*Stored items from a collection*
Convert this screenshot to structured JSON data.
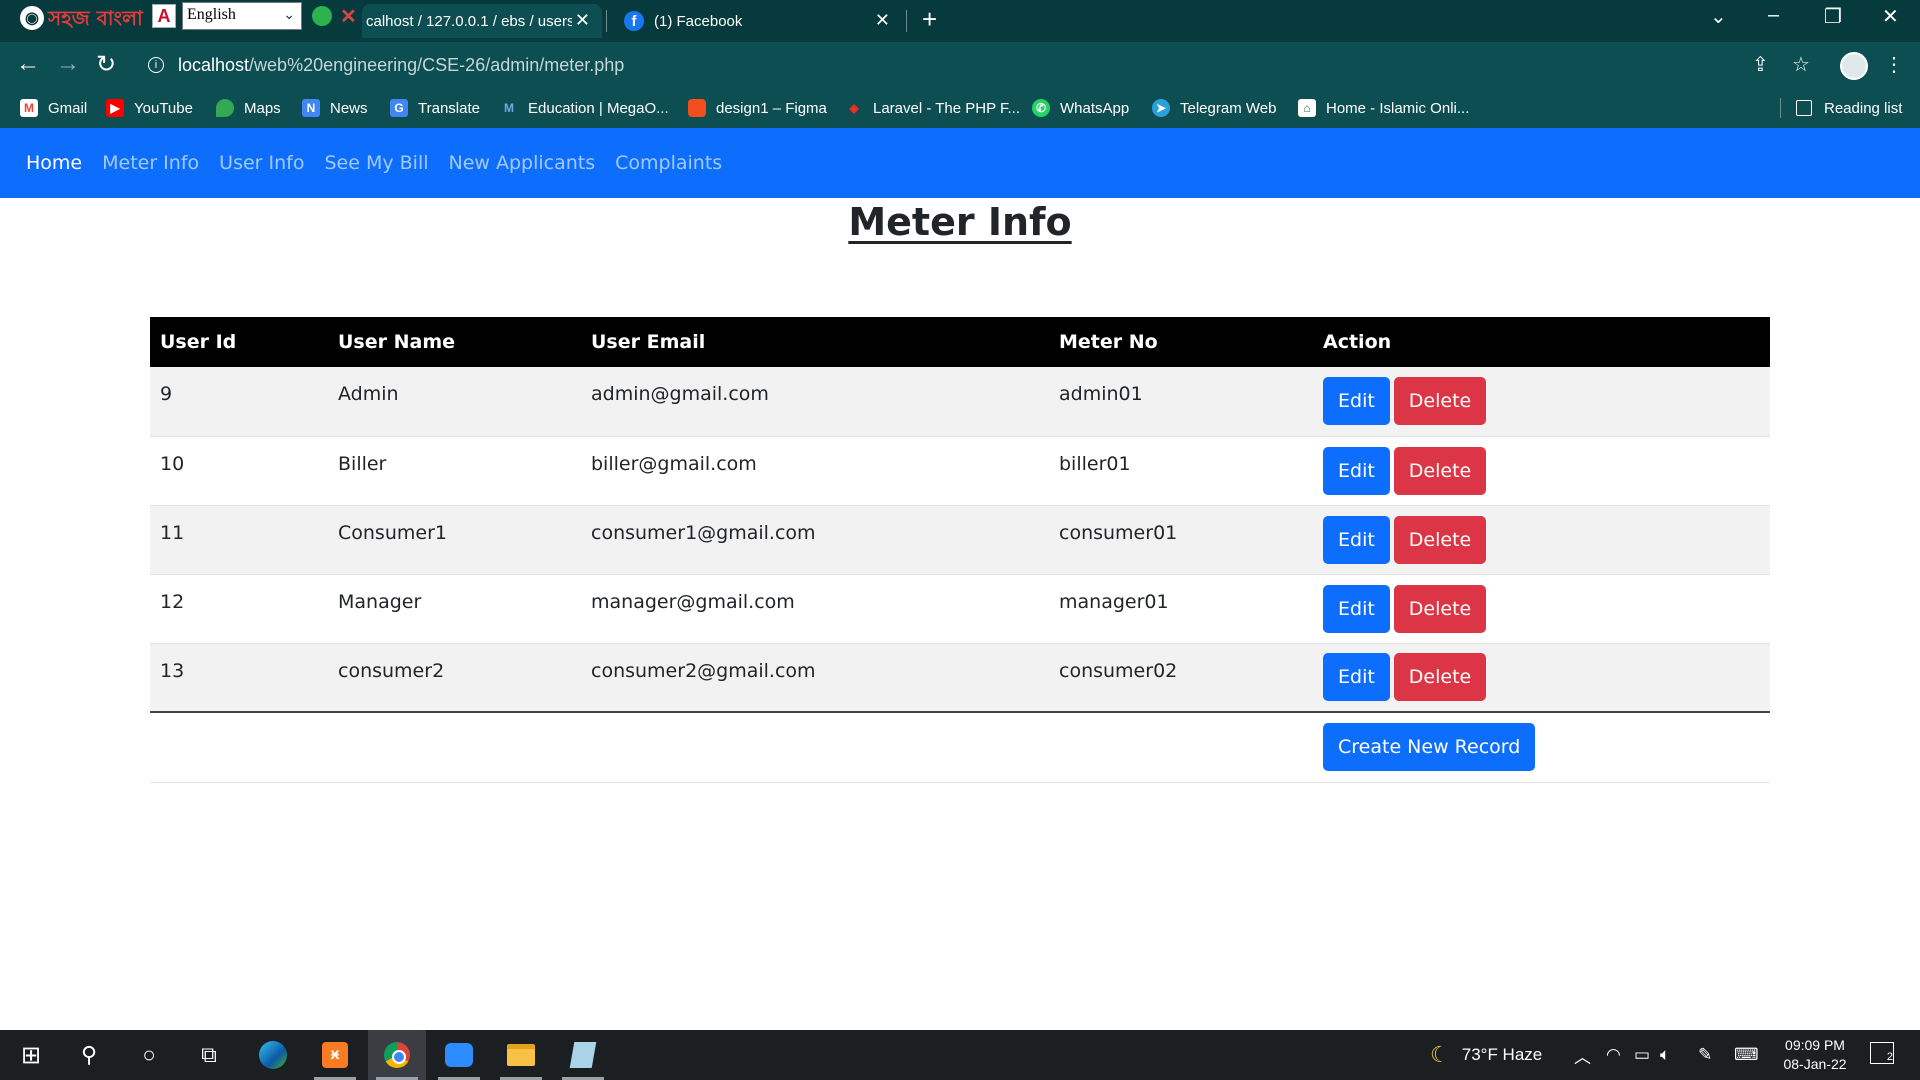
{
  "browser": {
    "extensions": {
      "bangla_label": "সহজ বাংলা",
      "language_value": "English"
    },
    "tabs": [
      {
        "title": "calhost / 127.0.0.1 / ebs / users",
        "active": true
      },
      {
        "title": "(1) Facebook",
        "active": false
      }
    ],
    "address": {
      "host": "localhost",
      "path": "/web%20engineering/CSE-26/admin/meter.php"
    },
    "bookmarks": [
      {
        "label": "Gmail",
        "icon": "gmail-icon"
      },
      {
        "label": "YouTube",
        "icon": "youtube-icon"
      },
      {
        "label": "Maps",
        "icon": "maps-icon"
      },
      {
        "label": "News",
        "icon": "news-icon"
      },
      {
        "label": "Translate",
        "icon": "translate-icon"
      },
      {
        "label": "Education | MegaO...",
        "icon": "megaowl-icon"
      },
      {
        "label": "design1 – Figma",
        "icon": "figma-icon"
      },
      {
        "label": "Laravel - The PHP F...",
        "icon": "laravel-icon"
      },
      {
        "label": "WhatsApp",
        "icon": "whatsapp-icon"
      },
      {
        "label": "Telegram Web",
        "icon": "telegram-icon"
      },
      {
        "label": "Home - Islamic Onli...",
        "icon": "islamic-online-icon"
      }
    ],
    "reading_list": "Reading list"
  },
  "nav": {
    "items": [
      "Home",
      "Meter Info",
      "User Info",
      "See My Bill",
      "New Applicants",
      "Complaints"
    ],
    "active": "Home"
  },
  "page": {
    "title": "Meter Info"
  },
  "table": {
    "headers": [
      "User Id",
      "User Name",
      "User Email",
      "Meter No",
      "Action"
    ],
    "rows": [
      {
        "id": "9",
        "name": "Admin",
        "email": "admin@gmail.com",
        "meter": "admin01"
      },
      {
        "id": "10",
        "name": "Biller",
        "email": "biller@gmail.com",
        "meter": "biller01"
      },
      {
        "id": "11",
        "name": "Consumer1",
        "email": "consumer1@gmail.com",
        "meter": "consumer01"
      },
      {
        "id": "12",
        "name": "Manager",
        "email": "manager@gmail.com",
        "meter": "manager01"
      },
      {
        "id": "13",
        "name": "consumer2",
        "email": "consumer2@gmail.com",
        "meter": "consumer02"
      }
    ],
    "edit_label": "Edit",
    "delete_label": "Delete",
    "create_label": "Create New Record"
  },
  "taskbar": {
    "weather": "73°F  Haze",
    "time": "09:09 PM",
    "date": "08-Jan-22",
    "notifications": "2"
  },
  "colors": {
    "nav_bg": "#0d6efd",
    "edit": "#0d6efd",
    "delete": "#dc3545",
    "header_bg": "#000000",
    "chrome_bg": "#0d4e52"
  }
}
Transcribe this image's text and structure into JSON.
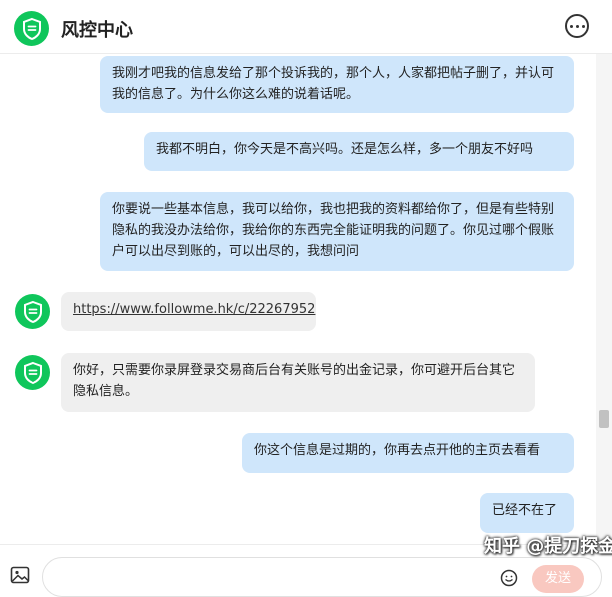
{
  "header": {
    "title": "风控中心",
    "logo_icon": "shield-check-icon",
    "more_icon": "more-horizontal-icon"
  },
  "messages": [
    {
      "side": "out",
      "text": "我刚才吧我的信息发给了那个投诉我的，那个人，人家都把帖子删了，并认可我的信息了。为什么你这么难的说着话呢。"
    },
    {
      "side": "out",
      "text": "我都不明白，你今天是不高兴吗。还是怎么样，多一个朋友不好吗"
    },
    {
      "side": "out",
      "text": "你要说一些基本信息，我可以给你，我也把我的资料都给你了，但是有些特别隐私的我没办法给你，我给你的东西完全能证明我的问题了。你见过哪个假账户可以出尽到账的，可以出尽的，我想问问"
    },
    {
      "side": "in",
      "text": "https://www.followme.hk/c/22267952"
    },
    {
      "side": "in",
      "text": "你好，只需要你录屏登录交易商后台有关账号的出金记录，你可避开后台其它隐私信息。"
    },
    {
      "side": "out",
      "text": "你这个信息是过期的，你再去点开他的主页去看看"
    },
    {
      "side": "out",
      "text": "已经不在了"
    }
  ],
  "input": {
    "send_label": "发送",
    "image_icon": "image-icon",
    "emoji_icon": "emoji-icon"
  },
  "watermark": "知乎 @提刀探金",
  "colors": {
    "brand_green": "#0fc65b",
    "bubble_out": "#cfe6fb",
    "bubble_in": "#efefef"
  }
}
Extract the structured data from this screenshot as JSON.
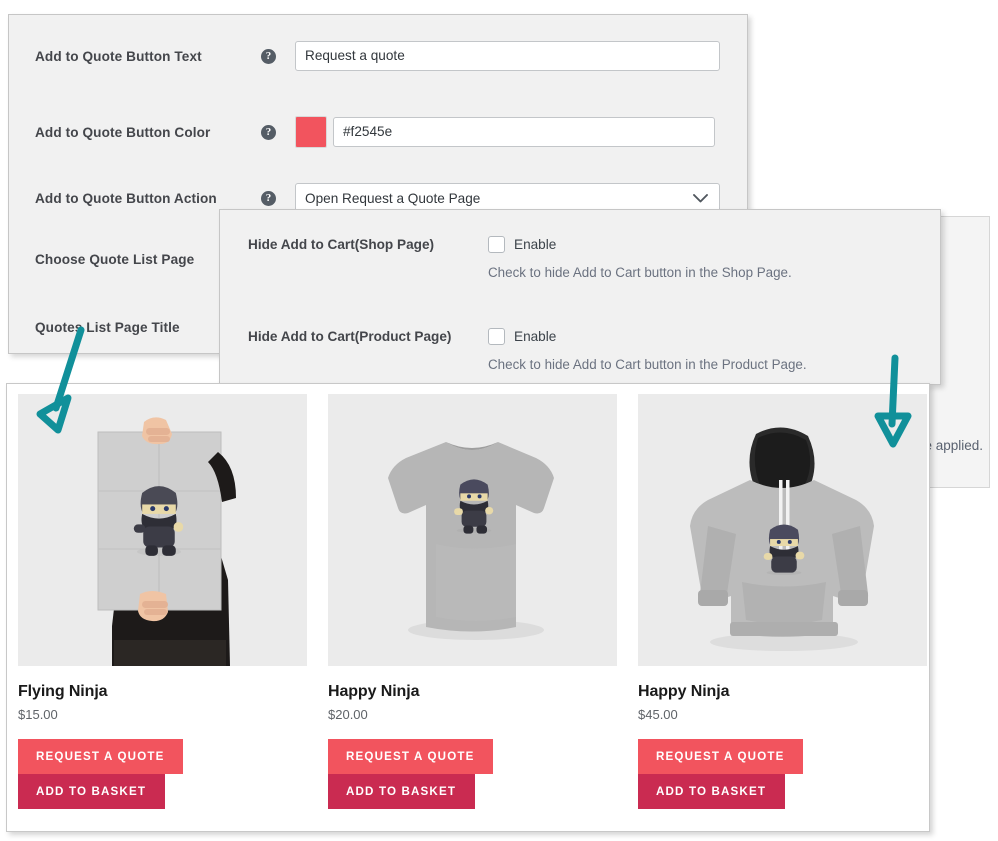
{
  "settings_panel": {
    "rows": [
      {
        "label": "Add to Quote Button Text",
        "help_icon": "question-mark-icon",
        "value": "Request a quote",
        "type": "text"
      },
      {
        "label": "Add to Quote Button Color",
        "help_icon": "question-mark-icon",
        "value": "#f2545e",
        "swatch_color": "#f2545e",
        "type": "color"
      },
      {
        "label": "Add to Quote Button Action",
        "help_icon": "question-mark-icon",
        "value": "Open Request a Quote Page",
        "type": "select"
      },
      {
        "label": "Choose Quote List Page",
        "type": "label-only"
      },
      {
        "label": "Quotes List Page Title",
        "type": "label-only"
      }
    ]
  },
  "hide_panel": {
    "rows": [
      {
        "label": "Hide Add to Cart(Shop Page)",
        "checkbox_label": "Enable",
        "checked": false,
        "help_text": "Check to hide Add to Cart button in the Shop Page."
      },
      {
        "label": "Hide Add to Cart(Product Page)",
        "checkbox_label": "Enable",
        "checked": false,
        "help_text": "Check to hide Add to Cart button in the Product Page."
      }
    ]
  },
  "background_panel": {
    "visible_text_fragment": "e applied."
  },
  "shop_panel": {
    "products": [
      {
        "name": "Flying Ninja",
        "price": "$15.00",
        "image": "poster-held-by-person-with-ninja-print",
        "quote_button": "REQUEST A QUOTE",
        "cart_button": "ADD TO BASKET"
      },
      {
        "name": "Happy Ninja",
        "price": "$20.00",
        "image": "grey-tshirt-with-ninja-print",
        "quote_button": "REQUEST A QUOTE",
        "cart_button": "ADD TO BASKET"
      },
      {
        "name": "Happy Ninja",
        "price": "$45.00",
        "image": "grey-hoodie-with-ninja-print",
        "quote_button": "REQUEST A QUOTE",
        "cart_button": "ADD TO BASKET"
      }
    ]
  },
  "annotations": {
    "arrows": [
      {
        "name": "arrow-pointing-to-quote-button",
        "direction": "down-left",
        "color": "#11909a"
      },
      {
        "name": "arrow-pointing-to-product-card",
        "direction": "down",
        "color": "#11909a"
      }
    ]
  },
  "colors": {
    "accent_red": "#f2545e",
    "cart_red": "#ca2b51",
    "arrow_teal": "#11909a",
    "panel_bg": "#f1f1f1"
  }
}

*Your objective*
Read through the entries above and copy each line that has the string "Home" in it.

*Task response*
        "label": "Home - Islamic Onli...",
      "Home",
    "active": "Home"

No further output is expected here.